In yet another evidence that the Gujarat government has miserably failed in making any impact in its massively-propagated Kanya Kelavni girl child enrollment drive, the latest Annual Status of Education Report (ASER) by the elite non-profit organization Pratham suggests suggests Gujarat does not just lag behind other states but has also failed to register an improvement. While in the age-group 7-10 Gujarat's 1.7 per cent of girls were found to be not attending school as against the all-India average of 2.2 per cent, things clearly turned to worse for higher age-group girls.
In the age-group 11-14, Gujarat's 7.6 per cent of girls were found to be “not in school” as against the all-India average of 4.4 per cent. Further, in the age group 15-16, a whopping 30.2 per cent of girls were “not in school” as against the all-India average of nearly half as much, 17.3 per cent. “Not in school”, according to ASER, includes those children who have never enrolled themselves in s…

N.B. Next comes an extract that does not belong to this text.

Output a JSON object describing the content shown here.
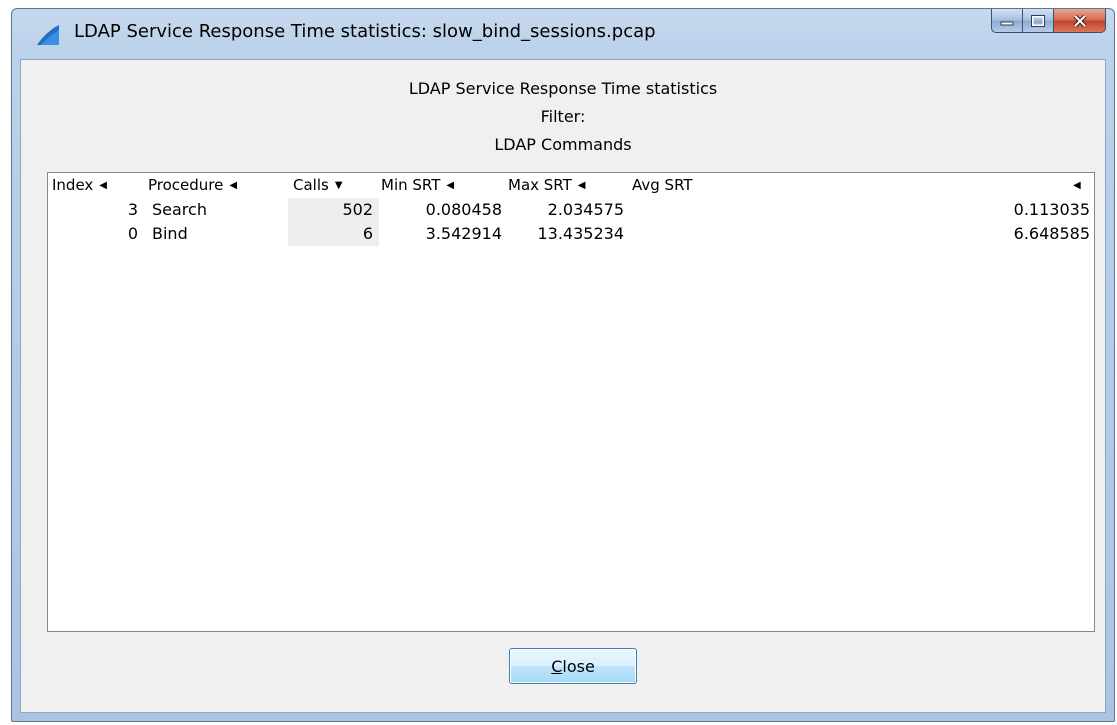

Should India follow this Gujarat model?

By Rajiv Shah
The Annual Survey of Education Report (ASER) report, released by well-known non-profit organisation Pratham on January 13, 2015, has once again revealed extremely poor educational standards in rural Gujarat. Instead of showing any improvement, Pratham surveyors found them to be progressively declining, despite the annual Gunotsav festival for alleviating the poor quality of education. Gunotsav has been going on in Gujarat for the last five years.
ASER further found that things are no better with regard to girl child education, sought to be promoted through the Kanya Kelavni enrollment drive, which began three years after Narendra Modi took over reins of power as chief minister – in 2004. Based on an analysis of the data it collected across all the 26 districts (increased to 33 last year), the data suggest that, while Gujarat may be doing well in providing basic school infrastructure – water, sanitation, rooms, boundary wall – when it comes to infusing human resources in sc…

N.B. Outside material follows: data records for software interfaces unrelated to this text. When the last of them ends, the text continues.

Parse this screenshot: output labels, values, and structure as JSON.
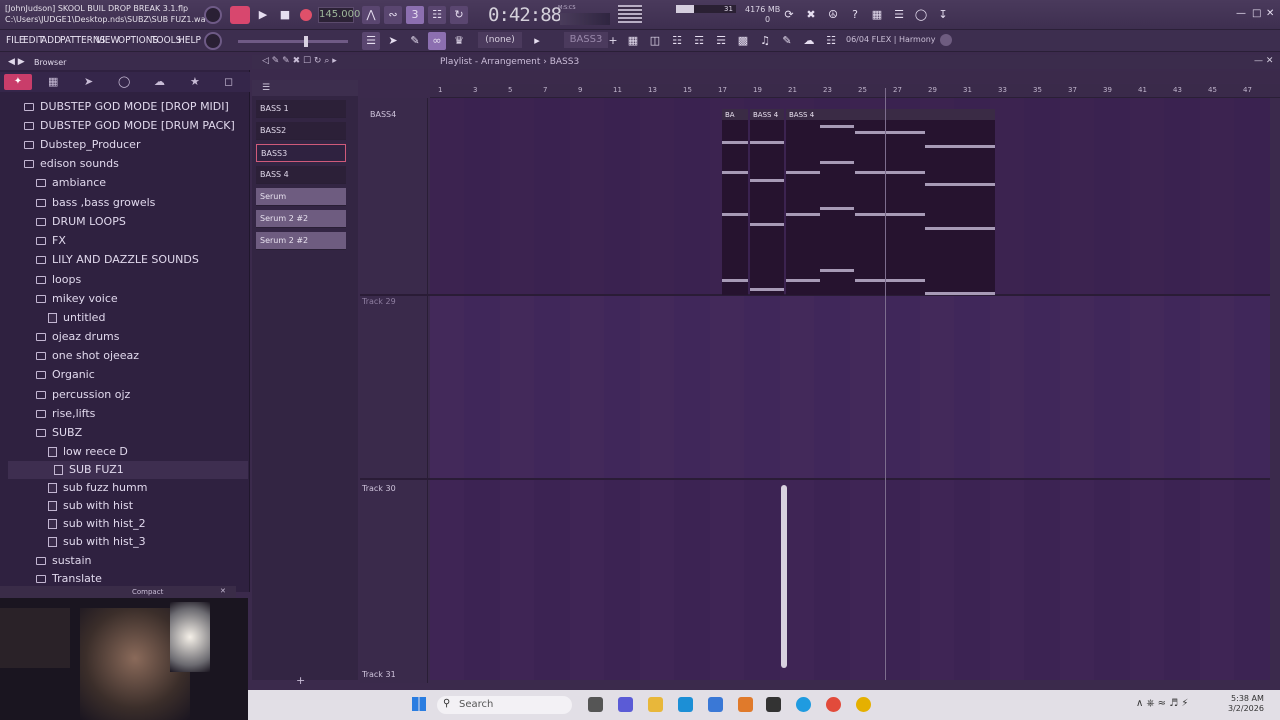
{
  "window": {
    "title_line1": "[JohnJudson] SKOOL BUIL DROP BREAK 3.1.flp",
    "title_line2": "C:\\Users\\JUDGE1\\Desktop.nds\\SUBZ\\SUB FUZ1.wav"
  },
  "transport": {
    "tempo": "145.000",
    "time": "0:42:88",
    "time_unit": "M:S:CS",
    "cpu_value": "31",
    "memory": "4176 MB",
    "memory_sub": "0"
  },
  "menu": [
    "FILE",
    "EDIT",
    "ADD",
    "PATTERNS",
    "VIEW",
    "OPTIONS",
    "TOOLS",
    "HELP"
  ],
  "toolbar2": {
    "snap": "(none)",
    "pattern": "BASS3",
    "hint": "06/04  FLEX | Harmony"
  },
  "browser": {
    "title": "Browser",
    "items": [
      {
        "label": "DUBSTEP GOD MODE [DROP MIDI]",
        "indent": 1,
        "kind": "folder"
      },
      {
        "label": "DUBSTEP GOD MODE [DRUM PACK]",
        "indent": 1,
        "kind": "folder"
      },
      {
        "label": "Dubstep_Producer",
        "indent": 1,
        "kind": "folder"
      },
      {
        "label": "edison sounds",
        "indent": 1,
        "kind": "folder"
      },
      {
        "label": "ambiance",
        "indent": 2,
        "kind": "folder"
      },
      {
        "label": "bass ,bass growels",
        "indent": 2,
        "kind": "folder"
      },
      {
        "label": "DRUM LOOPS",
        "indent": 2,
        "kind": "folder"
      },
      {
        "label": "FX",
        "indent": 2,
        "kind": "folder"
      },
      {
        "label": "LILY AND DAZZLE SOUNDS",
        "indent": 2,
        "kind": "folder"
      },
      {
        "label": "loops",
        "indent": 2,
        "kind": "folder"
      },
      {
        "label": "mikey voice",
        "indent": 2,
        "kind": "folder"
      },
      {
        "label": "untitled",
        "indent": 3,
        "kind": "file"
      },
      {
        "label": "ojeaz drums",
        "indent": 2,
        "kind": "folder"
      },
      {
        "label": "one shot ojeeaz",
        "indent": 2,
        "kind": "folder"
      },
      {
        "label": "Organic",
        "indent": 2,
        "kind": "folder"
      },
      {
        "label": "percussion ojz",
        "indent": 2,
        "kind": "folder"
      },
      {
        "label": "rise,lifts",
        "indent": 2,
        "kind": "folder"
      },
      {
        "label": "SUBZ",
        "indent": 2,
        "kind": "folder"
      },
      {
        "label": "low reece D",
        "indent": 3,
        "kind": "file"
      },
      {
        "label": "SUB FUZ1",
        "indent": 3,
        "kind": "file"
      },
      {
        "label": "sub fuzz humm",
        "indent": 3,
        "kind": "file"
      },
      {
        "label": "sub with hist",
        "indent": 3,
        "kind": "file"
      },
      {
        "label": "sub with hist_2",
        "indent": 3,
        "kind": "file"
      },
      {
        "label": "sub with hist_3",
        "indent": 3,
        "kind": "file"
      },
      {
        "label": "sustain",
        "indent": 2,
        "kind": "folder"
      },
      {
        "label": "Translate",
        "indent": 2,
        "kind": "folder"
      }
    ]
  },
  "channels": [
    {
      "label": "BASS 1",
      "type": "pattern"
    },
    {
      "label": "BASS2",
      "type": "pattern"
    },
    {
      "label": "BASS3",
      "type": "selected"
    },
    {
      "label": "BASS 4",
      "type": "pattern"
    },
    {
      "label": "Serum",
      "type": "plugin"
    },
    {
      "label": "Serum 2 #2",
      "type": "plugin"
    },
    {
      "label": "Serum 2 #2",
      "type": "plugin"
    }
  ],
  "playlist": {
    "title": "Playlist - Arrangement",
    "pattern": "BASS3",
    "ruler": [
      "1",
      "3",
      "5",
      "7",
      "9",
      "11",
      "13",
      "15",
      "17",
      "19",
      "21",
      "23",
      "25",
      "27",
      "29",
      "31",
      "33",
      "35",
      "37",
      "39",
      "41",
      "43",
      "45",
      "47"
    ],
    "tracks": [
      "BASS4",
      "Track 29",
      "Track 30",
      "Track 31"
    ],
    "clips": [
      {
        "label": "BA"
      },
      {
        "label": "BASS 4"
      },
      {
        "label": "BASS 4"
      }
    ]
  },
  "webcam": {
    "title": "Compact"
  },
  "taskbar": {
    "search_placeholder": "Search",
    "time": "5:38 AM",
    "date": "3/2/2026"
  }
}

Gujarat education model a flopshow: State's primary children one of the worst performers in India

By Rajiv Shah
The latest Annual Status of Education Report (ASER) 2014, brought out by high-profile NGO Pratham, should come as a shocker for India’s powerful policy makers, including Union education minister Smriti Irani, who had wished to “replicate” Gujarat’s so-called educational model in other states. The report suggests that rural Gujarat’s quality of education at the primary level is one of the worst in India. Gujarat’s just about 46.6 per cent of class 5 children could read standard 2 text, which, ASER found, is worse than as many as 14 out of 20 major states. Even so-called Bimaru states such as Chhattisgarh, Bihar, Odisha and Rajasthan perform better than Gujarat on this score.
In yet another revelation, the ASER study shows that Gujarat’s just about 41.7 per cent of standard 5 children could do subtraction, and this is worse than as many as 15 out of 20 major states. Here, again, the so-called Bimaru states such as Bihar, Odisha, Uttar Pradesh, Rajasthan and Jharkhand perfor…